This is a new type of pacemaker which attempts to resynchronize the right and the left ventricles if they are found to be beating in co-ordinately (dysynchrony).
The procedure is similar to that of a normal pacemaker implantation; however, as well as an electrode being positioned within the right ventricle, an extra pacemaker electrode is introduced into a large blood vessel running around the heart which allows the electrode to be in close proximity to the left ventricle.
The biventricular pacemaker, or CRT device, can sense signals from both ventricles' and decide to pace both ventricles if the signals are found to be too far apart to produce an adequately coordinated contraction of the heart and thereby a forceful enough ejection of blood around the body. These devices have been shown to improve cardiac function, patient quality of life, improve exercise distance and reduce heart failure events. Not all patients with heart failure are suitable for this treatment, but it is thought that up to 30% of this population may benefit from CRT.

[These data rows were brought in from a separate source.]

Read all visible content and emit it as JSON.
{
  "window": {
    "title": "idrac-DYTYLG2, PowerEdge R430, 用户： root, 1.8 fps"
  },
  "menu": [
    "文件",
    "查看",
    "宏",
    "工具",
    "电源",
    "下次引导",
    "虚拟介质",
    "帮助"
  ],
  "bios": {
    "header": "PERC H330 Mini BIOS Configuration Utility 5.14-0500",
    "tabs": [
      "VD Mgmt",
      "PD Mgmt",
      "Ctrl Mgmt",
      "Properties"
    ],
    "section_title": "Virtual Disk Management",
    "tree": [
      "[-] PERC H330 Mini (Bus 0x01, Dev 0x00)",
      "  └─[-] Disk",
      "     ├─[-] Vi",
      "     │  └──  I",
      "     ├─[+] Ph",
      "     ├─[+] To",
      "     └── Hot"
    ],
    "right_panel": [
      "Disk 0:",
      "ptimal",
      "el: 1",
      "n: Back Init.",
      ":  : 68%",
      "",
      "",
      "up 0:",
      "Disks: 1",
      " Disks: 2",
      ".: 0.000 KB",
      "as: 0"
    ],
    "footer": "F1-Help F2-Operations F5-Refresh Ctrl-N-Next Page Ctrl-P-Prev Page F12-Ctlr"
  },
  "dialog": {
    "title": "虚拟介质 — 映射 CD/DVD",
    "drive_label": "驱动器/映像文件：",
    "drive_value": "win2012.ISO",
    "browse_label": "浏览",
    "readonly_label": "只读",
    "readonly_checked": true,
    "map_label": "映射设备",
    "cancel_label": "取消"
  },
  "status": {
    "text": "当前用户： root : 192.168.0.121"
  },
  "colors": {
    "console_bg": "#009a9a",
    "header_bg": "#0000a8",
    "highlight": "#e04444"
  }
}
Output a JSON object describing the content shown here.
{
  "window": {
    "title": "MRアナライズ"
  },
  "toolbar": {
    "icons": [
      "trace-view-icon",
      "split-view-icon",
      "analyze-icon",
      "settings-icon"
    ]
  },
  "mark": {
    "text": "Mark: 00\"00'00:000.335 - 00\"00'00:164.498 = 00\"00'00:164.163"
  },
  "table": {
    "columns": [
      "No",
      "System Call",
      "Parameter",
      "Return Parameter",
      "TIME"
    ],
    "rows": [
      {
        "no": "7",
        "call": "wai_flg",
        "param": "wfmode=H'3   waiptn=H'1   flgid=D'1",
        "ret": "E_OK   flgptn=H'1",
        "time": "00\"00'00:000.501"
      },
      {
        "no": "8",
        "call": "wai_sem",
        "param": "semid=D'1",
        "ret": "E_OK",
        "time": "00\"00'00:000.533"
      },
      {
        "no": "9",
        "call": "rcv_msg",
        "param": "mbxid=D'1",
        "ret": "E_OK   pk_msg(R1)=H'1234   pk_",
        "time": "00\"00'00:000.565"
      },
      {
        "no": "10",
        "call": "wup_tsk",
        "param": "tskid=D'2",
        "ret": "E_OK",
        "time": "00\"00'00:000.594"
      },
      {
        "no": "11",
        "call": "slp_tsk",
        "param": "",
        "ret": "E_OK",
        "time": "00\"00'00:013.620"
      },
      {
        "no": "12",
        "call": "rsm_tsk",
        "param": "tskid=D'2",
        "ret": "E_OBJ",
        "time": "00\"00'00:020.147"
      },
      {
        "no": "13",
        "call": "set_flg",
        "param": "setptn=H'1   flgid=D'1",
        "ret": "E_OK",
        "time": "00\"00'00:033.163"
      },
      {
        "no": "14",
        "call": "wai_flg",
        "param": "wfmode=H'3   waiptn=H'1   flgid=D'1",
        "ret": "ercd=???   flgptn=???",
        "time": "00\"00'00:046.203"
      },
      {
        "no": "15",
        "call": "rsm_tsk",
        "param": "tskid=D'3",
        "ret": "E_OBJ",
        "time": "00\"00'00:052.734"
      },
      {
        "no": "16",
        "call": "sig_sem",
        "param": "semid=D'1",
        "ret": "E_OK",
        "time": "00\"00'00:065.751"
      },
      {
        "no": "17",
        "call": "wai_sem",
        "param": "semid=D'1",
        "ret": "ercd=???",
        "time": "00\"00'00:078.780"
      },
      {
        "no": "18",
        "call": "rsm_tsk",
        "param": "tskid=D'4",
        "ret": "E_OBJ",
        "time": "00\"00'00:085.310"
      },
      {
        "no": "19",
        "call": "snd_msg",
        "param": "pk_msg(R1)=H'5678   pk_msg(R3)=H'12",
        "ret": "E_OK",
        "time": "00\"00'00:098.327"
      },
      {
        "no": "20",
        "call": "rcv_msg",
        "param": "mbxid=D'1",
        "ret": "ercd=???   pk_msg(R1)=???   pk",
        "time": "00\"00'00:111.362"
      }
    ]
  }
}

Patients will often undergo an echocardiogram for assessment or confirmation of dysynchrony before the implant procedure and often afterwards to optimise the settings of the device to produce the greatest amount of improvement in cardiac function.